Today, from a technology standpoint, it is still not reasonable to think that we can have a robotic home delivery that can do everything required to deliver to the front door. In the past few weeks, both Amazon and FedEx have pulled out of their R&D /testing programs for those front-door, fully automated home delivery solutions. However, we must continue to test and sometimes fail, to advance the best possible tech-based solutions to support the most efficient and sustainable home delivery solutions.
One solution we need to continue to develop is drone delivery. If we can get consumers, carriers, and merchants to embrace drone delivery under certain circumstances, that’s probably going to be helpful to the environment.
So what is the solution to the problem then?
In the US, consumers have not embraced out-of-home delivery as well as anticipated. The perceived, e-commerce value proposition includes home delivery and it’s got to be free. Out-of-home delivery could gain more traction if the merchants offer discounted out-of-home delivery solutions.
Do you think companies would be happy to invest in innovation and projects they can’t really see the end result of?

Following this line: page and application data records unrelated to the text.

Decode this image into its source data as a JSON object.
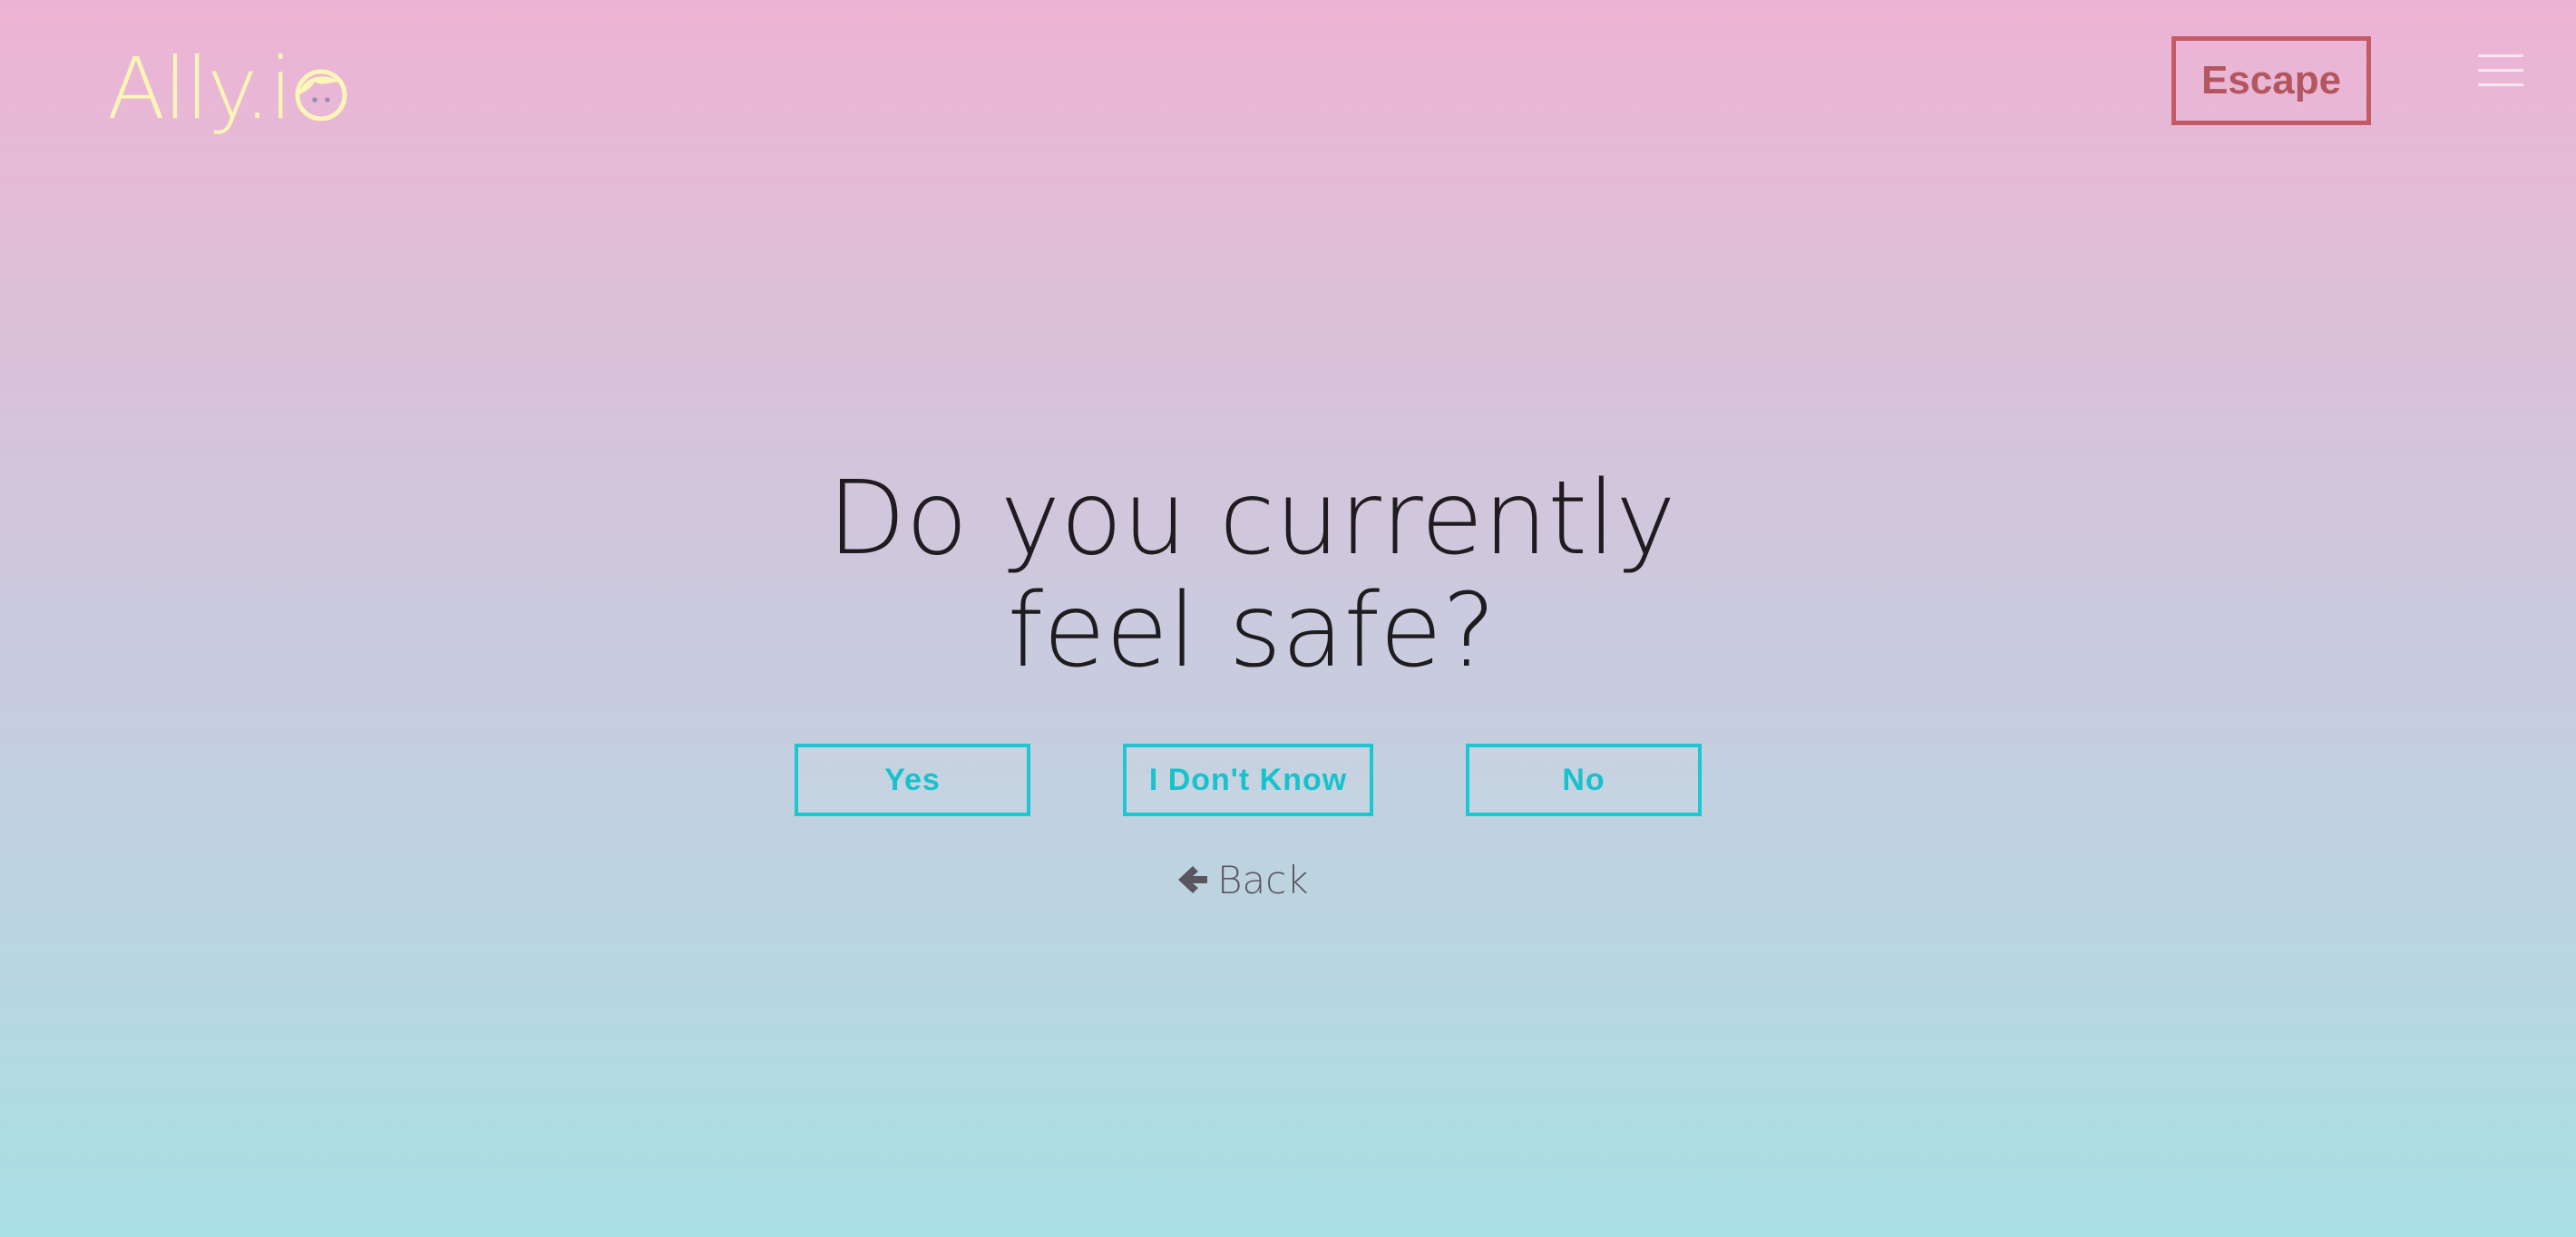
{
  "header": {
    "logo_text": "Ally.i",
    "logo_icon": "face-icon",
    "escape_label": "Escape",
    "menu_icon": "hamburger-menu-icon"
  },
  "question": {
    "line1": "Do you currently",
    "line2": "feel safe?"
  },
  "answers": [
    {
      "label": "Yes"
    },
    {
      "label": "I Don't Know"
    },
    {
      "label": "No"
    }
  ],
  "back": {
    "icon": "arrow-left-icon",
    "label": "Back"
  },
  "colors": {
    "gradient_top": "#eeb3d4",
    "gradient_bottom": "#a8dfe4",
    "logo": "#fdf6b8",
    "escape_border": "#c35a64",
    "answer_accent": "#1ec6cf",
    "question_text": "#1f1c20"
  }
}
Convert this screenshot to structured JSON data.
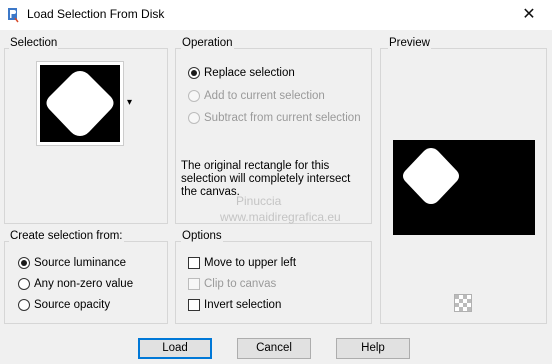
{
  "window": {
    "title": "Load Selection From Disk",
    "close_glyph": "✕"
  },
  "selection": {
    "label": "Selection",
    "dropdown_glyph": "▾"
  },
  "operation": {
    "label": "Operation",
    "options": [
      {
        "label": "Replace selection",
        "checked": true,
        "disabled": false
      },
      {
        "label": "Add to current selection",
        "checked": false,
        "disabled": true
      },
      {
        "label": "Subtract from current selection",
        "checked": false,
        "disabled": true
      }
    ],
    "info": "The original rectangle for this selection will completely intersect the canvas."
  },
  "preview": {
    "label": "Preview"
  },
  "create_from": {
    "label": "Create selection from:",
    "options": [
      {
        "label": "Source luminance",
        "checked": true
      },
      {
        "label": "Any non-zero value",
        "checked": false
      },
      {
        "label": "Source opacity",
        "checked": false
      }
    ]
  },
  "options": {
    "label": "Options",
    "items": [
      {
        "label": "Move to upper left",
        "checked": false,
        "disabled": false
      },
      {
        "label": "Clip to canvas",
        "checked": false,
        "disabled": true
      },
      {
        "label": "Invert selection",
        "checked": false,
        "disabled": false
      }
    ]
  },
  "buttons": {
    "load": "Load",
    "cancel": "Cancel",
    "help": "Help"
  },
  "watermark": {
    "line1": "Pinuccia",
    "line2": "www.maidiregrafica.eu"
  }
}
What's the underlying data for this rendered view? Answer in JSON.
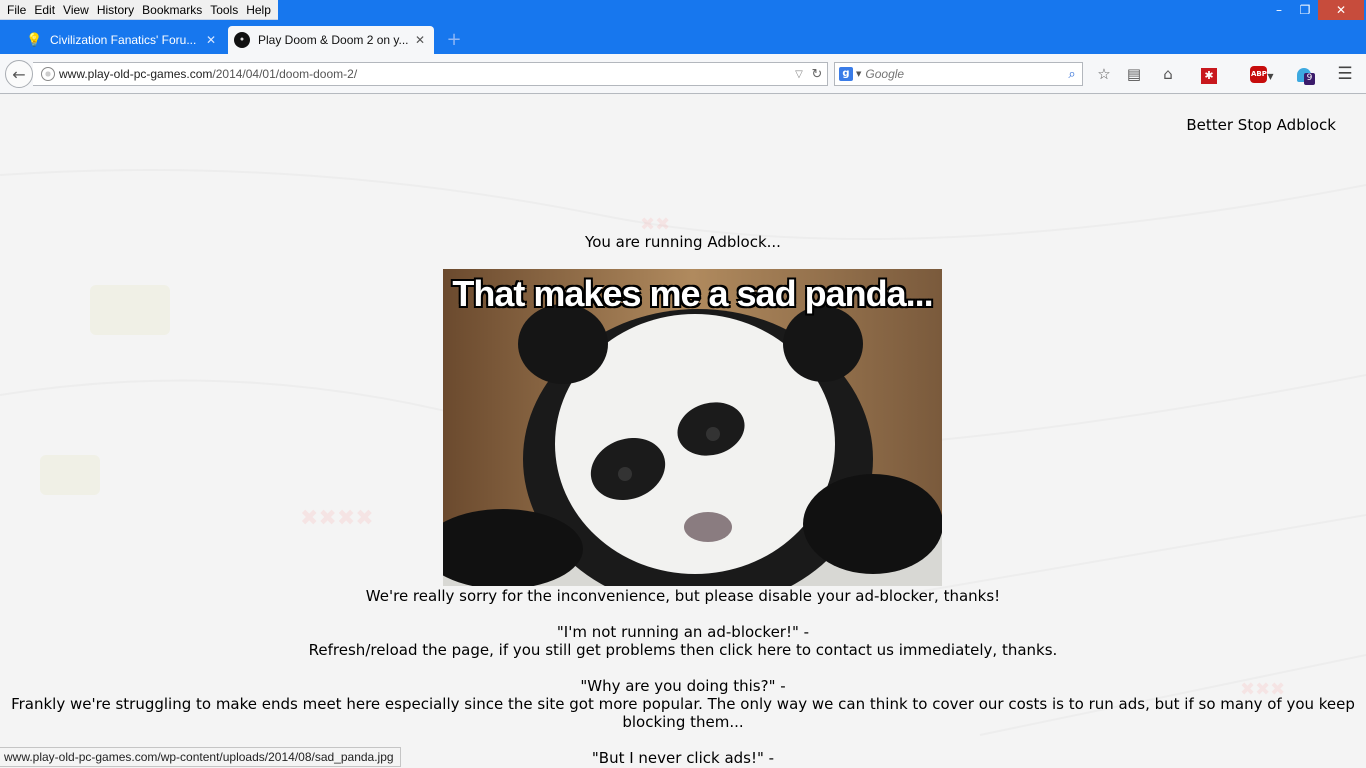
{
  "menu": {
    "items": [
      {
        "label": "File"
      },
      {
        "label": "Edit"
      },
      {
        "label": "View"
      },
      {
        "label": "History"
      },
      {
        "label": "Bookmarks"
      },
      {
        "label": "Tools"
      },
      {
        "label": "Help"
      }
    ]
  },
  "window_controls": {
    "minimize": "–",
    "maximize": "❐",
    "close": "✕"
  },
  "tabs": [
    {
      "title": "Civilization Fanatics' Foru...",
      "close": "✕"
    },
    {
      "title": "Play Doom & Doom 2 on y...",
      "close": "✕",
      "active": true
    }
  ],
  "new_tab": "+",
  "nav": {
    "back": "←",
    "url_domain": "www.play-old-pc-games.com",
    "url_path": "/2014/04/01/doom-doom-2/",
    "search_placeholder": "Google",
    "search_engine_letter": "g",
    "addon_badge": "9",
    "abp_label": "ABP"
  },
  "page": {
    "corner_heading": "Better Stop Adblock",
    "running": "You are running Adblock...",
    "image_caption": "That makes me a sad panda...",
    "sorry": "We're really sorry for the inconvenience, but please disable your ad-blocker, thanks!",
    "q1": "\"I'm not running an ad-blocker!\" -",
    "q1_answer": "Refresh/reload the page, if you still get problems then click here to contact us immediately, thanks.",
    "q2": "\"Why are you doing this?\" -",
    "q2_answer": "Frankly we're struggling to make ends meet here especially since the site got more popular. The only way we can think to cover our costs is to run ads, but if so many of you keep blocking them...",
    "q3": "\"But I never click ads!\" -"
  },
  "status": {
    "link_url": "www.play-old-pc-games.com/wp-content/uploads/2014/08/sad_panda.jpg"
  },
  "colors": {
    "titlebar": "#1777ee",
    "close_button": "#c74c3c",
    "page_bg": "#f5f5f5"
  }
}
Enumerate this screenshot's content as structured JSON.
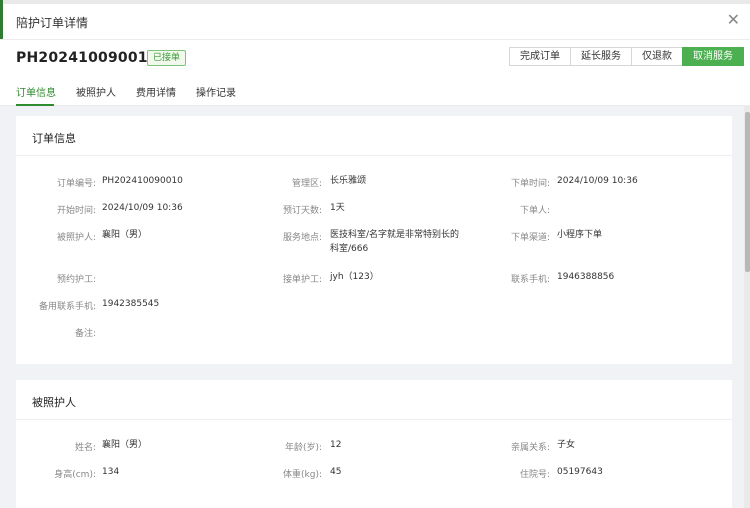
{
  "dialog": {
    "title": "陪护订单详情",
    "close_icon": "close-icon"
  },
  "order": {
    "number": "PH202410090010",
    "status_badge": "已接单"
  },
  "actions": {
    "complete": "完成订单",
    "extend": "延长服务",
    "refund_only": "仅退款",
    "cancel": "取消服务"
  },
  "tabs": [
    "订单信息",
    "被照护人",
    "费用详情",
    "操作记录"
  ],
  "colors": {
    "accent": "#4caf50",
    "active_tab": "#2e8b2e",
    "badge_bg": "#f0f9eb"
  },
  "order_info": {
    "title": "订单信息",
    "fields": {
      "order_no": {
        "label": "订单编号:",
        "value": "PH202410090010"
      },
      "area": {
        "label": "管理区:",
        "value": "长乐雅颂"
      },
      "created_time": {
        "label": "下单时间:",
        "value": "2024/10/09 10:36"
      },
      "start_time": {
        "label": "开始时间:",
        "value": "2024/10/09 10:36"
      },
      "days": {
        "label": "预订天数:",
        "value": "1天"
      },
      "creator": {
        "label": "下单人:",
        "value": ""
      },
      "patient": {
        "label": "被照护人:",
        "value": "襄阳（男）"
      },
      "location": {
        "label": "服务地点:",
        "value": "医技科室/名字就是非常特别长的科室/666"
      },
      "channel": {
        "label": "下单渠道:",
        "value": "小程序下单"
      },
      "booked_nurse": {
        "label": "预约护工:",
        "value": ""
      },
      "accepted_nurse": {
        "label": "接单护工:",
        "value": "jyh（123）"
      },
      "phone": {
        "label": "联系手机:",
        "value": "1946388856"
      },
      "backup_phone": {
        "label": "备用联系手机:",
        "value": "1942385545"
      },
      "remark": {
        "label": "备注:",
        "value": ""
      }
    }
  },
  "patient_info": {
    "title": "被照护人",
    "fields": {
      "name": {
        "label": "姓名:",
        "value": "襄阳（男）"
      },
      "age": {
        "label": "年龄(岁):",
        "value": "12"
      },
      "relation": {
        "label": "亲属关系:",
        "value": "子女"
      },
      "height": {
        "label": "身高(cm):",
        "value": "134"
      },
      "weight": {
        "label": "体重(kg):",
        "value": "45"
      },
      "admission_no": {
        "label": "住院号:",
        "value": "05197643"
      }
    }
  }
}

If you are a startup, there is still a lot of venture capital out there, and these companies don’t have a board of directors/shareholders to satisfy with regards to margin profitability. It works better for the smaller companies, who are developing a new technology to be funded through the venture capital process versus having these large companies like UPS or FedEx, attempt this because they have so many things going on due to their immense size. The giant carriers can’t be singularly focused on one project like a small startup or a technology development company can be. I think that type of development is best handled by smaller companies whose sole focus is making that technology work.
What is the role of large organisations in the whole sustainability process?
Amazon has ordered more electric vehicles than anybody for last mile delivery and embraced design certifications for buildings that move them towards NetZero. Forward-thinking companies like Amazon will lead the way towards sustainability solutions.
What’s interesting about Amazon is they’re still a relatively new company, so they don’t have a legacy thought process in place, which can stifle new ideas and sustainable green solutions. The best carriers are messaging about all their sustainability initiatives, to include what they are doing with green last mile solutions.
Would we see competitors in the logistics and supply chain industry work together to fix common problems?
An example of that would be a carrier agnostic Parcel Locker, where numerous carriers could use a single locker instead of every carrier having their own bank of lockers, which is a little bit crazy. However, the largest carriers will probably resist this type of collective initiative based on parcel security concerns and the potential exposure of a competitor seeing who their customers are.
But I do not think we will ever see a third party in a metro area taking over all shipments. It is being tested right now in some European communities, but it will be difficult for a such a solution to gain traction here in the US.
You can watch the full interview with Dean Maciuba from Crossroad Parcel Consulting below.